Doug Church has been in the game industry since 1990, working on a variety of PC titles (Ultima Underworld, System Shock, Thief, a bit of Flight Unlimited thrown in) at what became LookingGlass Studios. He left in late 1999 and since has consulted on a different variety of titles, including a tiny bit on Ion's Deus Ex and on Harmonix's Frequency for the PS2. Officially a programmer, he actually ends up mostly doing game design and concept work, with varied impact.
Games and Improvisation
An environment that supports and encourages improvisation is one which creates more investment and commitment from the player. Experiences in such environments are owned by the player, not the designer. This makes creation of such environments valuable in creating compelling gameplay, as well as in providing meaningful and effective learning systems.
This talk focuses on the tools we have as designers to provide improvisational environments. We look at existing games and genres, examining successful examples.

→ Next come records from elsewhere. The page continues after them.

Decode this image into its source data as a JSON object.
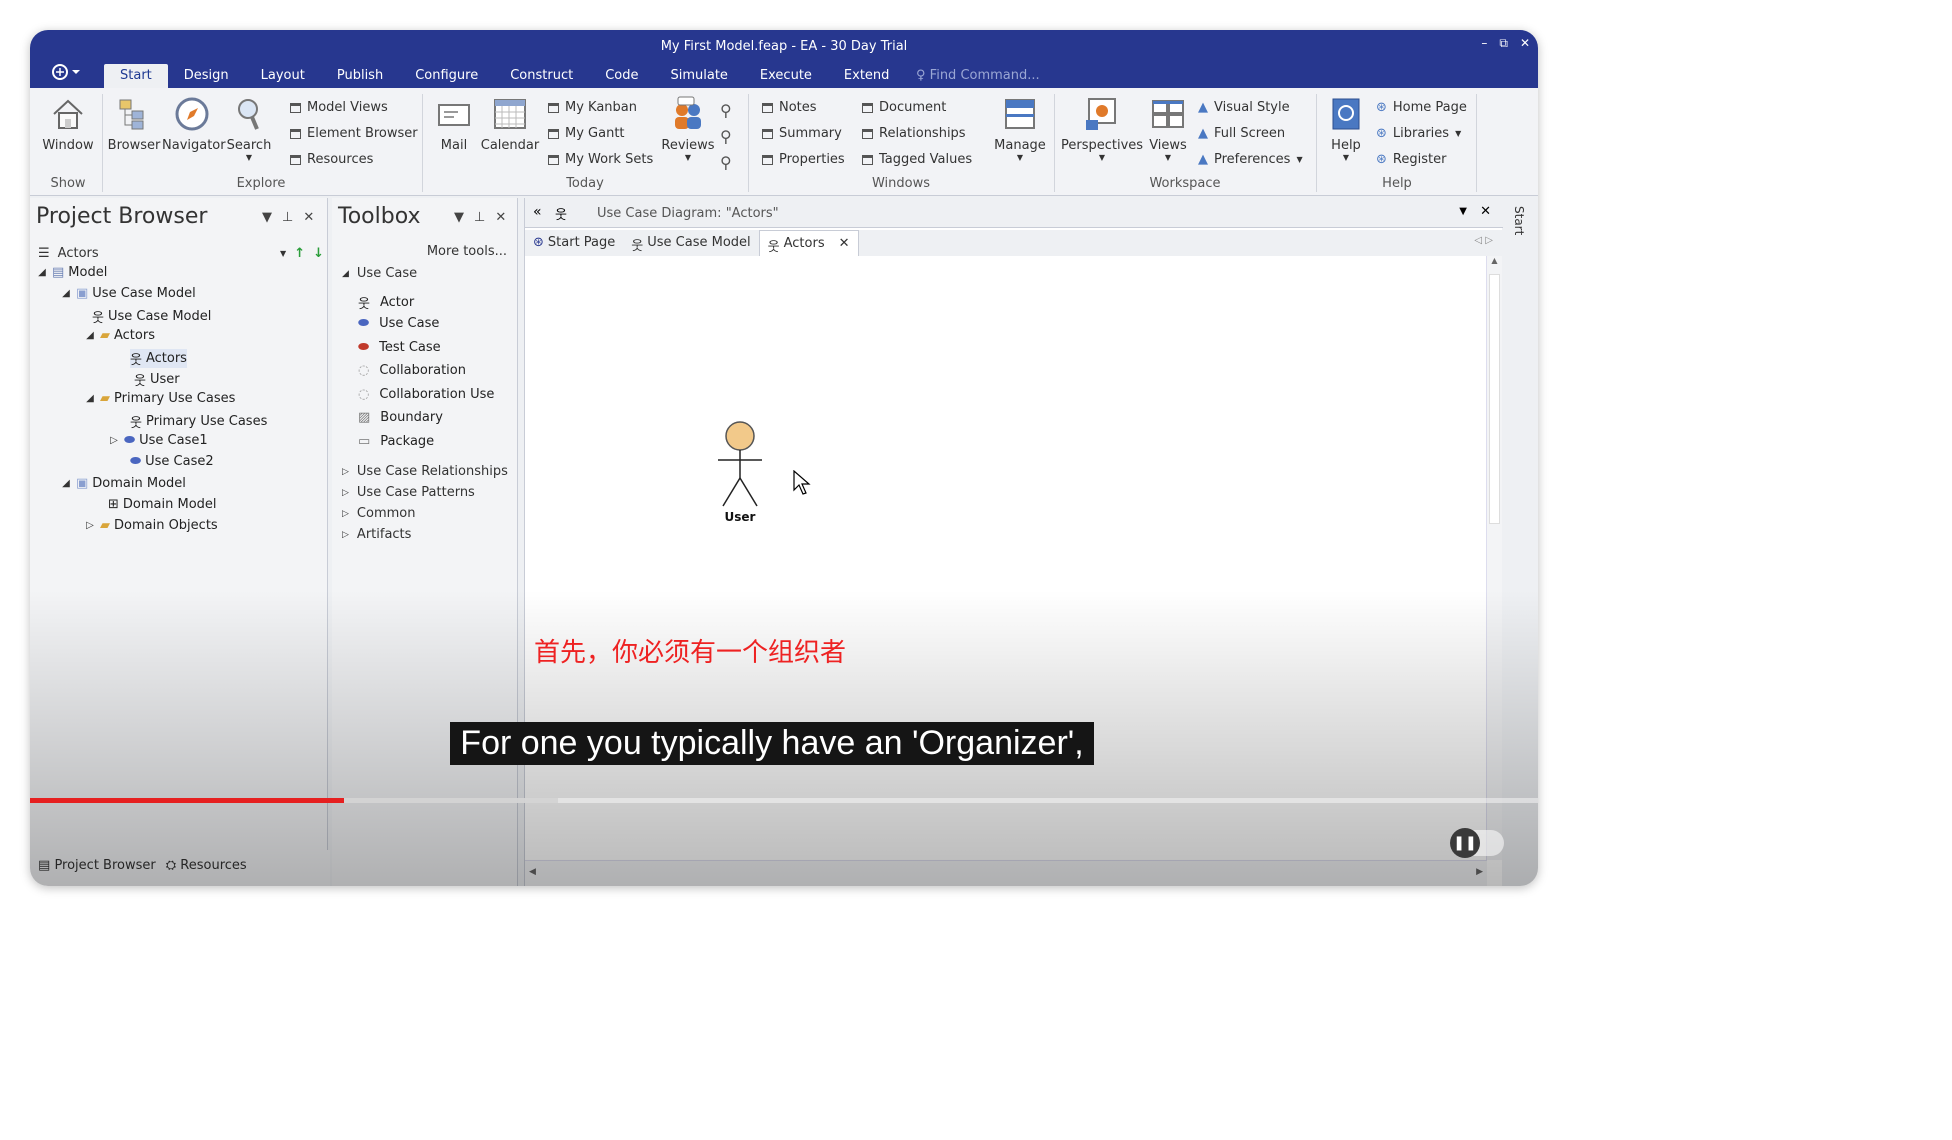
{
  "window": {
    "title": "My First Model.feap - EA - 30 Day Trial",
    "controls": [
      "–",
      "⧉",
      "✕"
    ]
  },
  "ribbon_tabs": [
    "Start",
    "Design",
    "Layout",
    "Publish",
    "Configure",
    "Construct",
    "Code",
    "Simulate",
    "Execute",
    "Extend"
  ],
  "find_command": "Find Command...",
  "ribbon": {
    "show": {
      "window": "Window",
      "group": "Show"
    },
    "explore": {
      "browser": "Browser",
      "navigator": "Navigator",
      "search": "Search",
      "model_views": "Model Views",
      "element_browser": "Element Browser",
      "resources": "Resources",
      "group": "Explore"
    },
    "today": {
      "mail": "Mail",
      "calendar": "Calendar",
      "my_kanban": "My Kanban",
      "my_gantt": "My Gantt",
      "my_work_sets": "My Work Sets",
      "reviews": "Reviews",
      "group": "Today"
    },
    "windows": {
      "notes": "Notes",
      "summary": "Summary",
      "properties": "Properties",
      "document": "Document",
      "relationships": "Relationships",
      "tagged_values": "Tagged Values",
      "manage": "Manage",
      "group": "Windows"
    },
    "workspace": {
      "perspectives": "Perspectives",
      "views": "Views",
      "visual_style": "Visual Style",
      "full_screen": "Full Screen",
      "preferences": "Preferences",
      "group": "Workspace"
    },
    "help": {
      "help": "Help",
      "home_page": "Home Page",
      "libraries": "Libraries",
      "register": "Register",
      "group": "Help"
    }
  },
  "project_browser": {
    "title": "Project Browser",
    "current": "Actors",
    "tree": [
      {
        "label": "Model",
        "twisty": "◢"
      },
      {
        "label": "Use Case Model",
        "twisty": "◢"
      },
      {
        "label": "Use Case Model",
        "twisty": ""
      },
      {
        "label": "Actors",
        "twisty": "◢"
      },
      {
        "label": "Actors",
        "twisty": ""
      },
      {
        "label": "User",
        "twisty": ""
      },
      {
        "label": "Primary Use Cases",
        "twisty": "◢"
      },
      {
        "label": "Primary Use Cases",
        "twisty": ""
      },
      {
        "label": "Use Case1",
        "twisty": "▷"
      },
      {
        "label": "Use Case2",
        "twisty": ""
      },
      {
        "label": "Domain Model",
        "twisty": "◢"
      },
      {
        "label": "Domain Model",
        "twisty": ""
      },
      {
        "label": "Domain Objects",
        "twisty": "▷"
      }
    ]
  },
  "toolbox": {
    "title": "Toolbox",
    "more_tools": "More tools...",
    "section": "Use Case",
    "items": [
      "Actor",
      "Use Case",
      "Test Case",
      "Collaboration",
      "Collaboration Use",
      "Boundary",
      "Package"
    ],
    "collapsed_sections": [
      "Use Case Relationships",
      "Use Case Patterns",
      "Common",
      "Artifacts"
    ]
  },
  "diagram": {
    "header": "Use Case Diagram: \"Actors\"",
    "tabs": [
      "Start Page",
      "Use Case Model",
      "Actors"
    ],
    "actor_label": "User"
  },
  "right_strip_label": "Start",
  "bottom_tabs": [
    "Project Browser",
    "Resources"
  ],
  "subtitles": {
    "chinese": "首先，你必须有一个组织者",
    "english": "For one you typically have an 'Organizer',"
  },
  "video": {
    "progress_played": 0.208,
    "progress_buffered": 0.35
  },
  "colors": {
    "titlebar": "#27378f",
    "accent": "#1f3a93",
    "progress_red": "#e62020",
    "subtitle_red": "#ee2222"
  }
}
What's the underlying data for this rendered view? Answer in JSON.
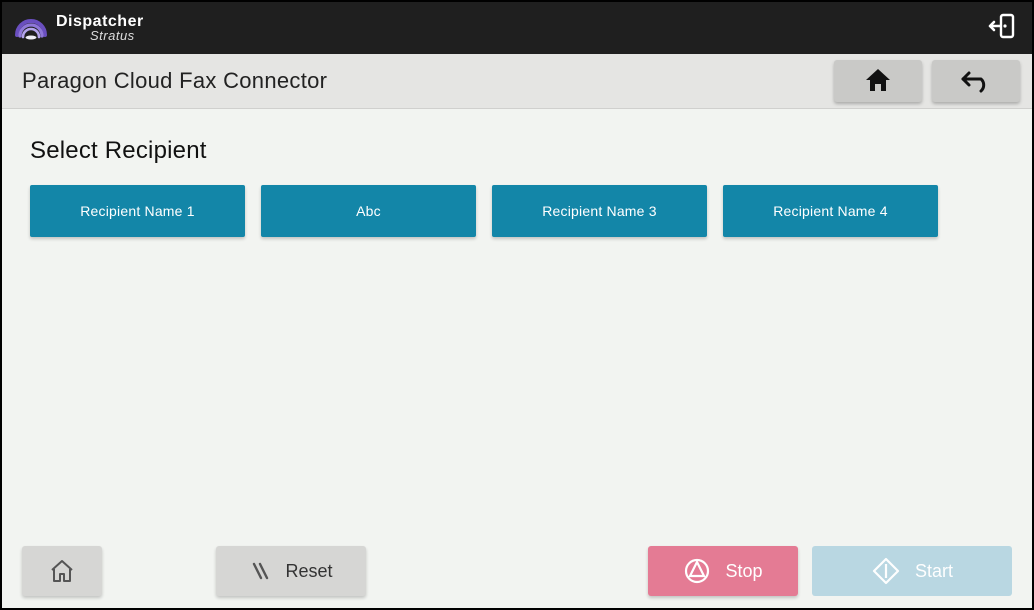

From there, we talk about the underlying systems, from scripting engines, simulation code, and other mechanical elements that support improvisation.
Many of the most effective learning programs provided open simulation environments for players to explore and improvise in (SimCity, Rollercoaster tycoon, some RTS games). Similarly, some of the most compelling play experiences provide a similar open-ended elements (Sims, Grand Theft Auto, Tony Hawk). Games focused on mastery of single-path rote tasks aren't going away, but the future will more and more depend on putting players into a creative improvisational state.